Sonny Robinson is a gentle man who’s done a back-breaking job the past 5o years at T.J. Fannon & Sons Heating and Cooling on Duke Street. Over that time, he’s worked 15,000 days of hard labor and made roughly 75,000 sales calls, hauling coal and oil to heat area homes.
At the ripe age of 70, Robinson said he has no plans to retire.
“I’ve worked here since I was 19,” he says, a warm smile crossing his face. “I tried retiring a few years ago but came back a few weeks later and got back to work. I got just bored sitting at home.”
Robinson was born Sept. 15, 1937 at Alexandria Hospital and grew up on Oronoco Street. He attended Lyles Crouch Elementary School and during segregated times was bused to Manassas to attend Luther Jackson High School, where he graduated in 1957.
After school most afternoons Robinson worked as a delivery boy at the old Sunlight Market off Duke Street, but was prone to crossing the street to hang around the big coal trucks at Fannon Heating and Oil. In 1956, T.J. Fannon hired Robinson. He never left.
That is, other than a short stint in the Air Force Reserves with the 113th Maintenance Squadron at Bolling Air Force Base, and brief time off to marry his high school sweetheart back in 1957, Marie Robinson. He is currently married to Judy Ann Robinson.
“My first job here was bagging coal,” Robinson recalled. He went on to learn a whole lot more, such as how to pull apart and fully repair old oil burners, heat pumps, air conditioning units and condensing gas furnaces.
“Back then Alexandria was a regular small town and Fannon was the biggest concern here,” he said. “There were only two ways to heat your house, coal or wood.”
The locomotives would pull into the old silos at Duke and S. Henry Street, pulling tons of coal behind them.
Robinson drove a delivery truck to Alexandria households, which was hot and dirty work. The coal silos came down in 1989.
Later, Robinson drove a 1000-gallon fuel trucks to homes, running nighttime deliveries in the snow, sleet and pounding rain. “Back then there weren’t any blacks driving fuel trucks,” Robinson said.
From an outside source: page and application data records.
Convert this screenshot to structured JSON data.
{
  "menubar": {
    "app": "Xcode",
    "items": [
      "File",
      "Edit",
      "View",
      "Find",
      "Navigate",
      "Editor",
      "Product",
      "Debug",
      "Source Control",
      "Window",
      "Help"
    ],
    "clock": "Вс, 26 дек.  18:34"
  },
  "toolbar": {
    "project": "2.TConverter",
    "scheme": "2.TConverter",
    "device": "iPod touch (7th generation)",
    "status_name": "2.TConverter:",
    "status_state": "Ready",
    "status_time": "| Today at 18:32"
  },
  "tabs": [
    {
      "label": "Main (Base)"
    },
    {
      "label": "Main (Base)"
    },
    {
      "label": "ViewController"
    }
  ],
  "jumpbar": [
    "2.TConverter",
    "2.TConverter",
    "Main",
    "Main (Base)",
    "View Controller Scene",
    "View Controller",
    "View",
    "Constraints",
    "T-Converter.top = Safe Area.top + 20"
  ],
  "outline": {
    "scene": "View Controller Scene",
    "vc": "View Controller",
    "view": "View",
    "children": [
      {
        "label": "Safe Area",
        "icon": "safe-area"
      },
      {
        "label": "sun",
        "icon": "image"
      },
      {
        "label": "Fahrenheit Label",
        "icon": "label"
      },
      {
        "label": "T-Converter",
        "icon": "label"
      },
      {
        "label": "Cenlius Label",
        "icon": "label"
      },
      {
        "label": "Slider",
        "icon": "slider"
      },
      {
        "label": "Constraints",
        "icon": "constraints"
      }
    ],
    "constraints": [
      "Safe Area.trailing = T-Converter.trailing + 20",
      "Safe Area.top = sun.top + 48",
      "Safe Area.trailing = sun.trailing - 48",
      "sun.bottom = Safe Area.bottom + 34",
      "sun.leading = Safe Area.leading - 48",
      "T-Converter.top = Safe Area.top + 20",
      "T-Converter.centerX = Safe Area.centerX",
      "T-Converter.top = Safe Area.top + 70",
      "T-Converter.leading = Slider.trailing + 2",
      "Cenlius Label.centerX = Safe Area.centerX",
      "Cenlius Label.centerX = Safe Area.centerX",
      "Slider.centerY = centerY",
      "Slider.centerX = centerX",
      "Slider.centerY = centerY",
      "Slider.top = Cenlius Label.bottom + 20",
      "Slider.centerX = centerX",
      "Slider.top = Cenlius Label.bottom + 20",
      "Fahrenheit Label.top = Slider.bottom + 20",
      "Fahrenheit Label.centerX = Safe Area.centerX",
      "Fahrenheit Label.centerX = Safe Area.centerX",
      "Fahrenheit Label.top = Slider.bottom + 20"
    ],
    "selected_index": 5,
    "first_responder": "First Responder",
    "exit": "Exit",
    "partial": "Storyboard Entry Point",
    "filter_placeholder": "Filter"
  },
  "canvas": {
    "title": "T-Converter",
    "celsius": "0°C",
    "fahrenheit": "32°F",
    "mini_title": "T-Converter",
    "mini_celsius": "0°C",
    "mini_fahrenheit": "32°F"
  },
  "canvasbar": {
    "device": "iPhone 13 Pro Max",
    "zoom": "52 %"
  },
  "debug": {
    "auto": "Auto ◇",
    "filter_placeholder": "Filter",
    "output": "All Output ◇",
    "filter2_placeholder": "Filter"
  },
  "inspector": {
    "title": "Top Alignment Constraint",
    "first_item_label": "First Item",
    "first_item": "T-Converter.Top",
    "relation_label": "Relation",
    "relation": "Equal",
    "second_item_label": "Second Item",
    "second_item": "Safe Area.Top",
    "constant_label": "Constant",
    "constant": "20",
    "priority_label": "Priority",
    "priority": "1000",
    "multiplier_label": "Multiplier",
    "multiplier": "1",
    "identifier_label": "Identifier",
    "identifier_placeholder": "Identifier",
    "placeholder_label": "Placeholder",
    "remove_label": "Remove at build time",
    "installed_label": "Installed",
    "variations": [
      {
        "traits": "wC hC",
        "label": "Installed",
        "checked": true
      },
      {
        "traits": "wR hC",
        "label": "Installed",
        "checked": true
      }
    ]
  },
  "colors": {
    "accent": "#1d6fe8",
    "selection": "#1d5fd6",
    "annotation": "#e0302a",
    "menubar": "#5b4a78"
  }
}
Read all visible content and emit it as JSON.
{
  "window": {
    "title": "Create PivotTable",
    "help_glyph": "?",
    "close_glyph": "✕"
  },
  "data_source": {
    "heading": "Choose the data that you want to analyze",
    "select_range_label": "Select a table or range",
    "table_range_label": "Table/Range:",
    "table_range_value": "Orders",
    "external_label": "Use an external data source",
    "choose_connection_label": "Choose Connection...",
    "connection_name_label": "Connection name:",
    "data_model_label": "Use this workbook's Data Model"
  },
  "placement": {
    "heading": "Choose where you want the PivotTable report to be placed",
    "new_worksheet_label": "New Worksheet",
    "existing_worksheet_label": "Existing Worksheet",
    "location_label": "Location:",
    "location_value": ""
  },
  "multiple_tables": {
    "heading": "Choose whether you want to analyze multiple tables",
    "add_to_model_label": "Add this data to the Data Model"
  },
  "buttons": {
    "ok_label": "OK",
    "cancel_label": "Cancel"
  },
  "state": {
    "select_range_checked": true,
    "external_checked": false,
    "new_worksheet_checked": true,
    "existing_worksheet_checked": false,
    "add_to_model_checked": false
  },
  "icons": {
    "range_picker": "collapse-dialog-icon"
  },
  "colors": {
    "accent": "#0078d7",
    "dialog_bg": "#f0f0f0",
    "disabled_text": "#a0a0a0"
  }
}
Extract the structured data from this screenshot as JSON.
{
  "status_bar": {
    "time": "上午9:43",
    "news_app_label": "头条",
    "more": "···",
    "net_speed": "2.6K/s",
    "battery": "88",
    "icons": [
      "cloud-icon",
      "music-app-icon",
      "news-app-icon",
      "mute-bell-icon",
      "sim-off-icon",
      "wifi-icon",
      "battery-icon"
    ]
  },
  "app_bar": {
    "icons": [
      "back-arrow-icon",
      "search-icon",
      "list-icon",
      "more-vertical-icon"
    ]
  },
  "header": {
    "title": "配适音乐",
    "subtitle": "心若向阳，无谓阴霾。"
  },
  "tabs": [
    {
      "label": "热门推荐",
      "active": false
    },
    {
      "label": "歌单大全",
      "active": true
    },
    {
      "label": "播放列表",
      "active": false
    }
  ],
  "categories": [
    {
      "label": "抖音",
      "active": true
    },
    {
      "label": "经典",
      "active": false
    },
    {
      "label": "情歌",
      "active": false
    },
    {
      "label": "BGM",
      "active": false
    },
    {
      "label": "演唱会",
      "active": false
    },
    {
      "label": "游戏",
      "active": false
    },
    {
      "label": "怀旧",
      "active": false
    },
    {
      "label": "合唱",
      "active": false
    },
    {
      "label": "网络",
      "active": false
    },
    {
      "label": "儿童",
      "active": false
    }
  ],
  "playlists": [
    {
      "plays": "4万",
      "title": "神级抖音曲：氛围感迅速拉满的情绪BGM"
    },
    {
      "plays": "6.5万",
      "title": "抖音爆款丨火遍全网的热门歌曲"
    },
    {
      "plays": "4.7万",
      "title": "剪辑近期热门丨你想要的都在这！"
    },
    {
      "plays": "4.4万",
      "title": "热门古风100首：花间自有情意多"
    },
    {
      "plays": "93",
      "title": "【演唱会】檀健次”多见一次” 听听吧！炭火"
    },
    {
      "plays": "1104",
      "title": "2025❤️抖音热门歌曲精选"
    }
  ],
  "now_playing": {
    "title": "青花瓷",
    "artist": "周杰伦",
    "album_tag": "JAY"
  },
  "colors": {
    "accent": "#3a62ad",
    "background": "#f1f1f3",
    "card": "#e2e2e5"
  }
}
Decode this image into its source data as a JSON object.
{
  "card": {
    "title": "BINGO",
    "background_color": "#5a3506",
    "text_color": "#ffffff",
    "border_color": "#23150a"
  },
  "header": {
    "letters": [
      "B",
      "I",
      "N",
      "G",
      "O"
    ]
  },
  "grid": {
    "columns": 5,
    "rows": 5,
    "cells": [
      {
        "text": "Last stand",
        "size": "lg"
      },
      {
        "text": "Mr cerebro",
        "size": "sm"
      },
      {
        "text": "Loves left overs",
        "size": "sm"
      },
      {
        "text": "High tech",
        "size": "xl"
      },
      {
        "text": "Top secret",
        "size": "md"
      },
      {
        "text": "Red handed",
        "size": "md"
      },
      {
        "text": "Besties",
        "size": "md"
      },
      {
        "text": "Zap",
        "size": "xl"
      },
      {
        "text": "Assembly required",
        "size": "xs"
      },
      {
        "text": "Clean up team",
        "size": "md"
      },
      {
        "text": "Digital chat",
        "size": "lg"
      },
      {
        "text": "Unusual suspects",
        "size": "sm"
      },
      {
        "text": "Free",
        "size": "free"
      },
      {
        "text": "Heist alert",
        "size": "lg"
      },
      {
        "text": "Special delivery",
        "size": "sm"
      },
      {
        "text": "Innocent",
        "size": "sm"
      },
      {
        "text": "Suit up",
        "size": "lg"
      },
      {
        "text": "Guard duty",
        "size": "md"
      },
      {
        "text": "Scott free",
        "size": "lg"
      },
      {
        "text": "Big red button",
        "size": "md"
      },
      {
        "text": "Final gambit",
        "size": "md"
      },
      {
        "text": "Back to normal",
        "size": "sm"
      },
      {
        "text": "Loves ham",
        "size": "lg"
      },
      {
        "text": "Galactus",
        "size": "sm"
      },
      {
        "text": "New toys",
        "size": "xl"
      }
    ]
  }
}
He was proud of his work, and was promoted through the ranks from Mechanic’s Helper to Mechanic to Technician.
Robinson is proud of the fact that over five decades of driving and millions of miles criss-crossing Northern Virginia with coal and oil deliveries, he’s had only two minor fender-benders
“The employees are like our kids; weve always felt a strong duty to take care of them,” said Tom Fannon, Jr., “and Sonny’s been one of our best.”
Back in the 1950s, Alexandria was like a small southern town for the working class, with an average household income of $6,200. The hourly wage was $1.45, and a nice new home could be had for between $10,000 and $50,000. The population stood at 37,000.
In 1952, one of the elder Fannons loaned Sonny $12,000 to buy a two-story framed house on Braddock Road on an acre and a quarter. He’s lived in the same house for 45 years, raising five children. He’s attended the same church, Clark’s Baptist, also for 50 years. “I have simple needs and a routine I don’t like to change,” said Robinson, who drives an old Dodge truck with 100,000 miles on it.
Every day at noon, Robinson would drop by the Dixie Pig in Old Town for a 20-cent hot dog or a pulled pork sandwich, then be on his way for coal drops in Mount Vernon, Annandale or Fairfax. He would make calls to the Mount Vernon home of Sonny Jurgenson, or to the McLean estate of Robert F. Kennedy. “My customers have always been happy to see me,” Robinson said.